• Your objective: For each line below that contains the string "valor", copy that line.

• Task inputs:
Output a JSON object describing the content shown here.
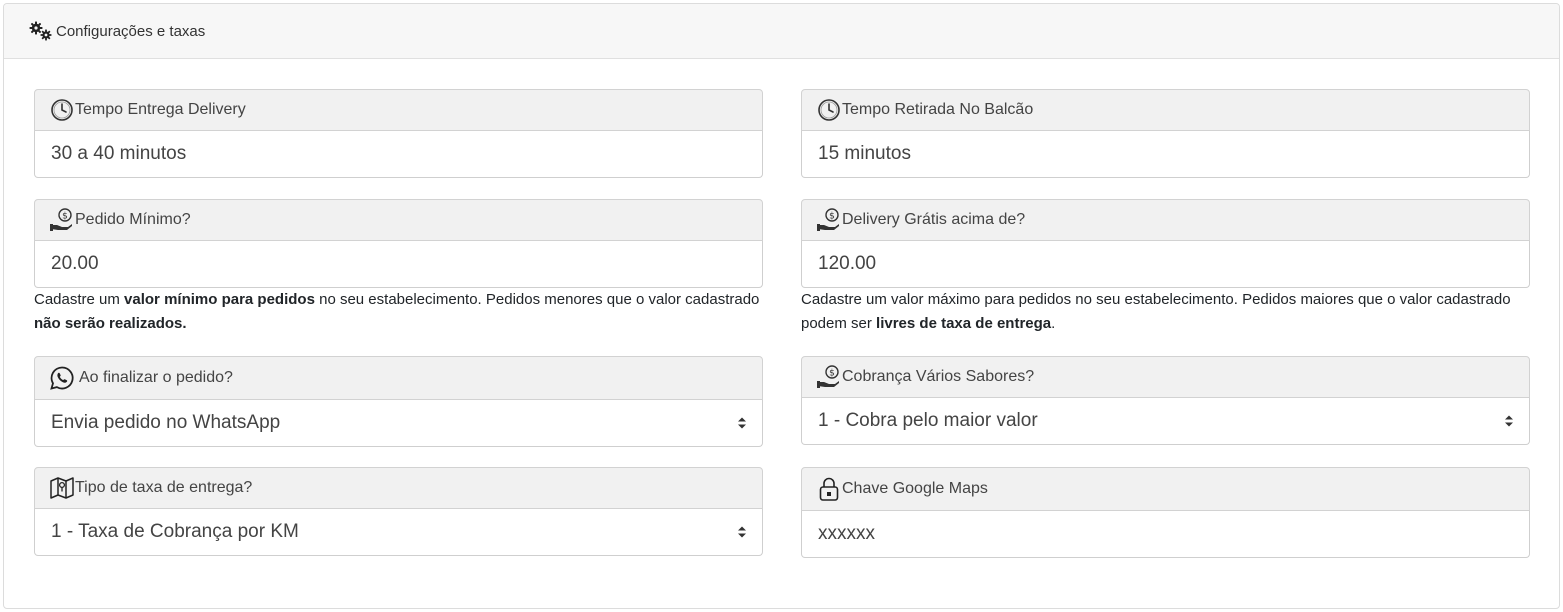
{
  "header": {
    "title": "Configurações e taxas",
    "icon": "gears-icon"
  },
  "fields": {
    "tempo_entrega": {
      "label": "Tempo Entrega Delivery",
      "value": "30 a 40 minutos",
      "icon": "clock-icon"
    },
    "tempo_retirada": {
      "label": "Tempo Retirada No Balcão",
      "value": "15 minutos",
      "icon": "clock-icon"
    },
    "pedido_minimo": {
      "label": "Pedido Mínimo?",
      "value": "20.00",
      "icon": "money-hand-icon"
    },
    "delivery_gratis": {
      "label": "Delivery Grátis acima de?",
      "value": "120.00",
      "icon": "money-hand-icon"
    },
    "finalizar_pedido": {
      "label": "Ao finalizar o pedido?",
      "value": "Envia pedido no WhatsApp",
      "icon": "whatsapp-icon"
    },
    "cobranca_sabores": {
      "label": "Cobrança Vários Sabores?",
      "value": "1 - Cobra pelo maior valor",
      "icon": "money-hand-icon"
    },
    "tipo_taxa": {
      "label": "Tipo de taxa de entrega?",
      "value": "1 - Taxa de Cobrança por KM",
      "icon": "map-icon"
    },
    "chave_maps": {
      "label": "Chave Google Maps",
      "value": "xxxxxx",
      "icon": "lock-icon"
    }
  },
  "help": {
    "minimo": {
      "p1": "Cadastre um ",
      "b1": "valor mínimo para pedidos",
      "p2": " no seu estabelecimento. Pedidos menores que o valor cadastrado ",
      "b2": "não serão realizados."
    },
    "maximo": {
      "p1": "Cadastre um valor máximo para pedidos no seu estabelecimento. Pedidos maiores que o valor cadastrado podem ser ",
      "b1": "livres de taxa de entrega",
      "p2": "."
    }
  }
}
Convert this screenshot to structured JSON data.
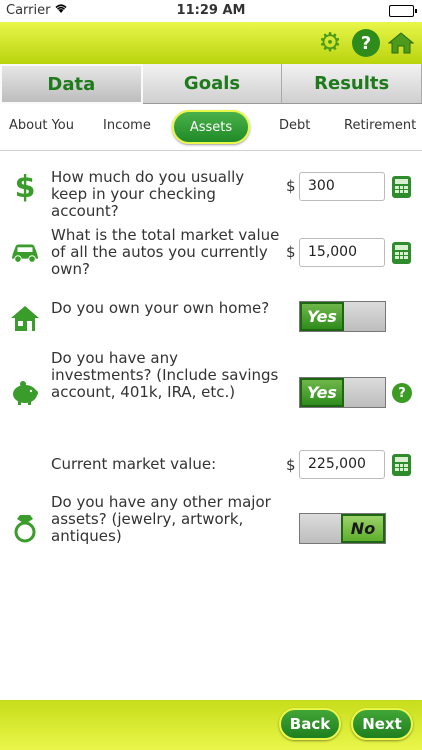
{
  "status_bar": {
    "carrier": "Carrier",
    "time": "11:29 AM"
  },
  "header": {
    "icons": [
      "gear-icon",
      "help-icon",
      "home-icon"
    ],
    "help_label": "?"
  },
  "tabs": [
    {
      "label": "Data",
      "active": true
    },
    {
      "label": "Goals",
      "active": false
    },
    {
      "label": "Results",
      "active": false
    }
  ],
  "subtabs": [
    {
      "label": "About You",
      "active": false
    },
    {
      "label": "Income",
      "active": false
    },
    {
      "label": "Assets",
      "active": true
    },
    {
      "label": "Debt",
      "active": false
    },
    {
      "label": "Retirement",
      "active": false
    }
  ],
  "questions": [
    {
      "icon": "dollar-icon",
      "text": "How much do you usually keep in your checking account?",
      "currency": "$",
      "value": "300"
    },
    {
      "icon": "car-icon",
      "text": "What is the total market value of all the autos you currently own?",
      "currency": "$",
      "value": "15,000"
    },
    {
      "icon": "house-icon",
      "text": "Do you own your own home?",
      "toggle": "Yes"
    },
    {
      "icon": "piggy-bank-icon",
      "text": "Do you have any investments? (Include savings account, 401k, IRA, etc.)",
      "toggle": "Yes",
      "help": "?"
    },
    {
      "text": "Current market value:",
      "currency": "$",
      "value": "225,000"
    },
    {
      "icon": "ring-icon",
      "text": "Do you have any other major assets? (jewelry, artwork, antiques)",
      "toggle": "No"
    }
  ],
  "footer": {
    "back": "Back",
    "next": "Next"
  },
  "colors": {
    "accent_yellow": "#e9f64a",
    "green": "#2e8c1c"
  }
}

• The completed task:
      "value": "1 - Cobra pelo maior valor",
      "b1": "valor mínimo para pedidos",
      "p2": " no seu estabelecimento. Pedidos menores que o valor cadastrado ",
      "p1": "Cadastre um valor máximo para pedidos no seu estabelecimento. Pedidos maiores que o valor cadastrado podem ser ",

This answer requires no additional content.